Any score of +50 is considered excellent. Companies with high scores include CX leaders such as Costco (79), Apple (89), USAA Auto Insurance (76), Amazon (61), and the Ritz Carlton Hotel (78). Whereas companies with a poor reputation for CX have low scores, including Comcast (-9), Citibank (-8), Dell (24), and Sears (21). According to a Temkin Group report on NPS, CX leaders tend to have NPS scores that are 18 points higher than CX laggards.
Apple has a very high NPS of 89. One of the reasons is their follow up with Detractors. Apple emails its customers immediately after they make a purchase. The email asks customers to rate their satisfaction level and likelihood to recommend the brand. If a customer gives a low rating, Apple follows up within 24 hours. Apple also uses the feedback to improve its CX.
CX leaders understand the importance of NPS. Bill Macaitis, CMO of Slack, said, “NPS is a leading indicator of future growth. The larger the number of advocates for the product, the lower the customer acquisition costs for the company, and the more effective customer success team will be.”
The key to improving your NPS and your CX is to reach out to all of your customers through surveys, focus groups, and contextual inquiries . Detractors can offer great ideas on how you can meet their needs. And in making those changes, you can turn them into Promoters.

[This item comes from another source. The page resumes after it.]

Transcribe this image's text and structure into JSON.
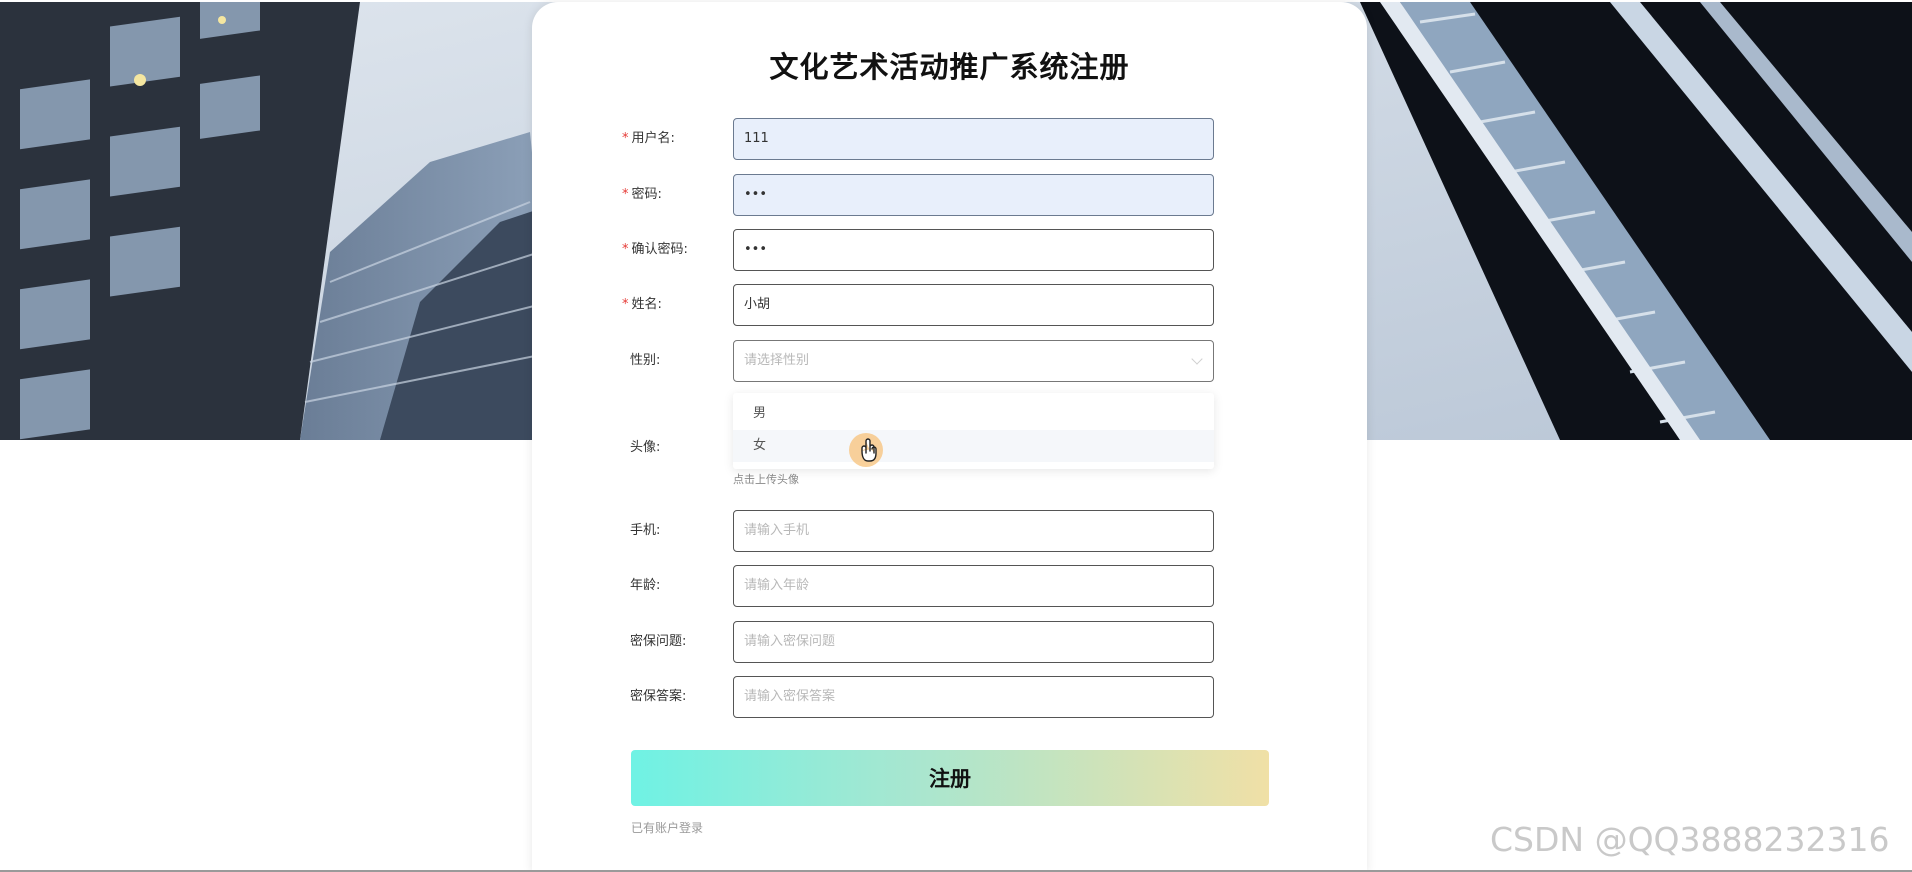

Don’t rest on your laurels with your Promoters. You want to understand why they are so passionate about you. This way you can replicate, and even improve upon, what you’re doing well.
But remember that context is important. Make sure you ask the question at the same time in the buying cycle, whether that’s immediately after the sale or a week or month later. Customers will have different experiences and memories as time passes. If you are curious about several moments during the buying cycle, then survey your customers at each of those moments.
Finally, one number isn’t enough. You still need to understand your customer’s entire journey through your company and its products, and tune each step. But NPS is a great way to measure overall CX performance and predict future business results.
About the Author
Wendy Eichenbaum has been a UX professional since the early-1990’s. She began her career as a technical writer. She then earned a Master of Arts in Professional Writing at Carnegie Mellon University, studying both writing and UI design. Over the years, she has worked across verticals, from start-ups to multi-national firms, in many areas of UX including research & strategy, Information Architecture, usability testing, and focus groups. She started her own UX consulting firm in 2008, Ucentric Design. And she is an adjunct professor at Cal State University, Fullerton. There she teaches a class that she created, User-Centered Design for Web and Mobile Interfaces.
Read previous columns in ‘The Fleet CX Toolkit’ archives.